Today I went on a date with a man. And, to be honest, it was a terrible date. He stayed on his phone the entire time and wouldn’t stop talking about his ex girlfriend. By most people’s standards, not worth a second date, despite him being pretty cute.
But I’m not most people. I’m a victim. It’s taken me years to get to the point where I can meet a man. Alone. Even in public. Constantly trying to judge his movements and how turned on he is, if I could take him down in the case of a physical confrontation. And all that on top of being a little too afraid to meet his gaze or do anything that migt set him off into a mental space where he was so turned on that it would render me helpless.
Getting ready for any outting of this sort is a nightmare. I spend hours picking out clothing that will make me look attractive, but not overly sensual. Today: a long-sleeved shirt that makes my boobs look nice, and a pair of jeans that doesn’t make my ass look terrible. And, of course, sneakers to make it seem like I wasn’t trying too hard. My makeup today was a minimal, because I want to look drop-dead gorgeous, but ugly enough that he doesn’t actually want to sleep with me.

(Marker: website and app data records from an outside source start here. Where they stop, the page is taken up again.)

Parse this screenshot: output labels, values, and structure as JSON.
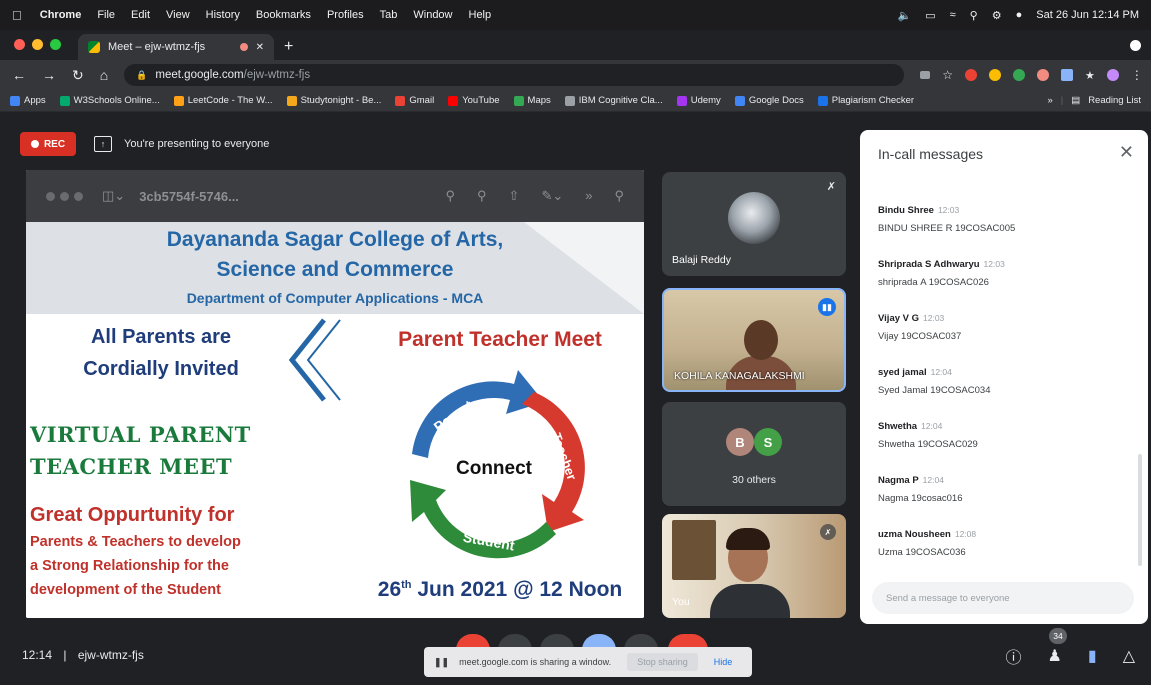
{
  "menubar": {
    "app": "Chrome",
    "items": [
      "File",
      "Edit",
      "View",
      "History",
      "Bookmarks",
      "Profiles",
      "Tab",
      "Window",
      "Help"
    ],
    "clock": "Sat 26 Jun 12:14 PM"
  },
  "browser": {
    "tab_title": "Meet – ejw-wtmz-fjs",
    "url_host": "meet.google.com",
    "url_path": "/ejw-wtmz-fjs",
    "bookmarks": [
      {
        "label": "Apps",
        "color": "#4285f4"
      },
      {
        "label": "W3Schools Online...",
        "color": "#04aa6d"
      },
      {
        "label": "LeetCode - The W...",
        "color": "#ffa116"
      },
      {
        "label": "Studytonight - Be...",
        "color": "#f6a81b"
      },
      {
        "label": "Gmail",
        "color": "#ea4335"
      },
      {
        "label": "YouTube",
        "color": "#ff0000"
      },
      {
        "label": "Maps",
        "color": "#34a853"
      },
      {
        "label": "IBM Cognitive Cla...",
        "color": "#9aa0a6"
      },
      {
        "label": "Udemy",
        "color": "#a435f0"
      },
      {
        "label": "Google Docs",
        "color": "#4285f4"
      },
      {
        "label": "Plagiarism Checker",
        "color": "#1a73e8"
      }
    ],
    "bookmarks_overflow": "»",
    "reading_list": "Reading List"
  },
  "meet": {
    "rec_label": "REC",
    "presenting_text": "You're presenting to everyone",
    "viewer_filename": "3cb5754f-5746...",
    "slide": {
      "header_line1": "Dayananda Sagar College of Arts,",
      "header_line2": "Science and Commerce",
      "header_line3": "Department of Computer Applications - MCA",
      "invite_line1": "All Parents are",
      "invite_line2": "Cordially Invited",
      "virtual_line1": "VIRTUAL PARENT",
      "virtual_line2": "TEACHER MEET",
      "opp_line1": "Great Oppurtunity for",
      "opp_line2": "Parents & Teachers to develop",
      "opp_line3": "a Strong Relationship for the",
      "opp_line4": "development of the Student",
      "meet_title": "Parent Teacher Meet",
      "cycle_center": "Connect",
      "cycle_parent": "Parent",
      "cycle_teacher": "Teacher",
      "cycle_student": "Student",
      "date_day": "26",
      "date_suffix": "th",
      "date_rest": " Jun 2021 @ 12 Noon"
    },
    "participants": [
      {
        "name": "Balaji Reddy"
      },
      {
        "name": "KOHILA KANAGALAKSHMI"
      },
      {
        "initials": [
          "B",
          "S"
        ],
        "others": "30 others"
      },
      {
        "name": "You"
      }
    ]
  },
  "chat": {
    "title": "In-call messages",
    "messages": [
      {
        "sender": "Bindu Shree",
        "time": "12:03",
        "text": "BINDU SHREE R 19COSAC005"
      },
      {
        "sender": "Shripradа S Adhwaryu",
        "time": "12:03",
        "text": "shripradа A 19COSAC026"
      },
      {
        "sender": "Vijay V G",
        "time": "12:03",
        "text": "Vijay 19COSAC037"
      },
      {
        "sender": "syed jamal",
        "time": "12:04",
        "text": "Syed Jamal 19COSAC034"
      },
      {
        "sender": "Shwetha",
        "time": "12:04",
        "text": "Shwetha 19COSAC029"
      },
      {
        "sender": "Nagma P",
        "time": "12:04",
        "text": "Nagma 19cosac016"
      },
      {
        "sender": "uzma Nousheen",
        "time": "12:08",
        "text": "Uzma 19COSAC036"
      }
    ],
    "input_placeholder": "Send a message to everyone"
  },
  "bottom": {
    "time": "12:14",
    "separator": "|",
    "meeting_code": "ejw-wtmz-fjs",
    "share_notice": "meet.google.com is sharing a window.",
    "stop_sharing": "Stop sharing",
    "hide": "Hide",
    "participant_count": "34"
  }
}
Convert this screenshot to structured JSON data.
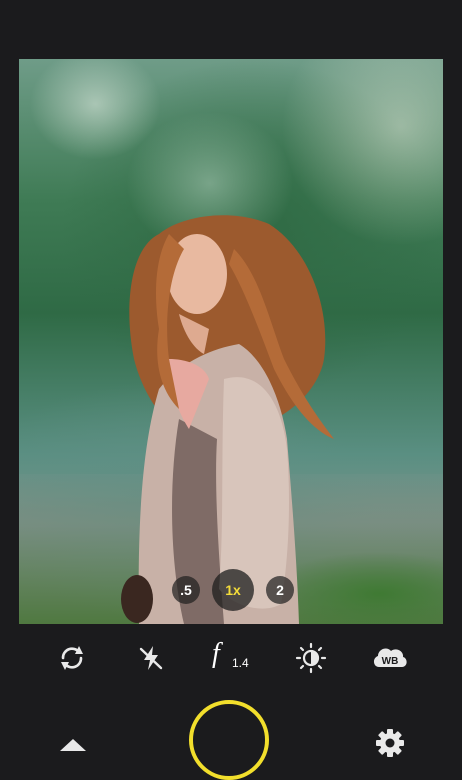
{
  "zoom": {
    "options": [
      ".5",
      "1x",
      "2"
    ],
    "selected": "1x"
  },
  "controls": {
    "switch_camera_icon": "rotate-arrows-icon",
    "flash_icon": "flash-off-icon",
    "aperture_symbol": "f",
    "aperture_value": "1.4",
    "exposure_icon": "brightness-icon",
    "white_balance_icon": "white-balance-icon",
    "white_balance_label": "WB"
  },
  "bottom": {
    "expand_icon": "triangle-up-icon",
    "settings_icon": "gear-icon"
  },
  "colors": {
    "accent": "#f2df2c",
    "background": "#1b1b1d",
    "icon": "#e9e9e9"
  }
}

This picture of me getting ready to meet a guy in a park is so wrong. First of all: no matter how I look or act or what I say, nothing I can do can prevent me from getting raped. Or maybe it just shouldn’t have to. No woman makes the decision to be sexually assaulted, attackers make the decision to bring pain to their victims. This is a really difficult concept for me to wrap my brain around, so I’ll have to return to it on a later date. Second of all: the poor guy who I was seeing has no idea about what happened to me. And for God’s sake, it was a first date. I’m not going to tell this random guy my entire life story. But I’m judging him and holding him to the standard of awful that I know men can be. Not every man is a rapist or sexual attacker. But, because of my past, I treated him as if he could be. I was afraid to even make eye contact with him. And, to tell you the truth, I don’t know if that’s a way to say “that’s unfair to him,” or “it’s so much better to be safe than sorry, good for you.” But I do know that I’d rather not have to live in a workd where I have to be overly cautious.
Here’s the punchline: I feel like I’m not supposed to go on dates with men anymore. And the few times that I work up enough courage to actually go on a date, there is always that wall between the two of us (often that he is unaware of): I AM A VICTIM. I don’t feel like I’m supposed to enjoy dates with men; I should hate all of them all the time because one hurt me, right? Or maybe if I never went on dates, I wouldn’t have gotten raped. So maybe it’s my fault?
No, no. It’s not. It’s not my fault I was raped. It’s not wrong if I have fun with a man. It’s also not necessarily my date’s fault that I was raped, either. If it feels fun, good, plesant, safe: then I should be happy. My happiness is allowed.
But I still won’t be asking Mr. Basketball-shorts-and-flip-flops for any more of his time. Because I’m worth it.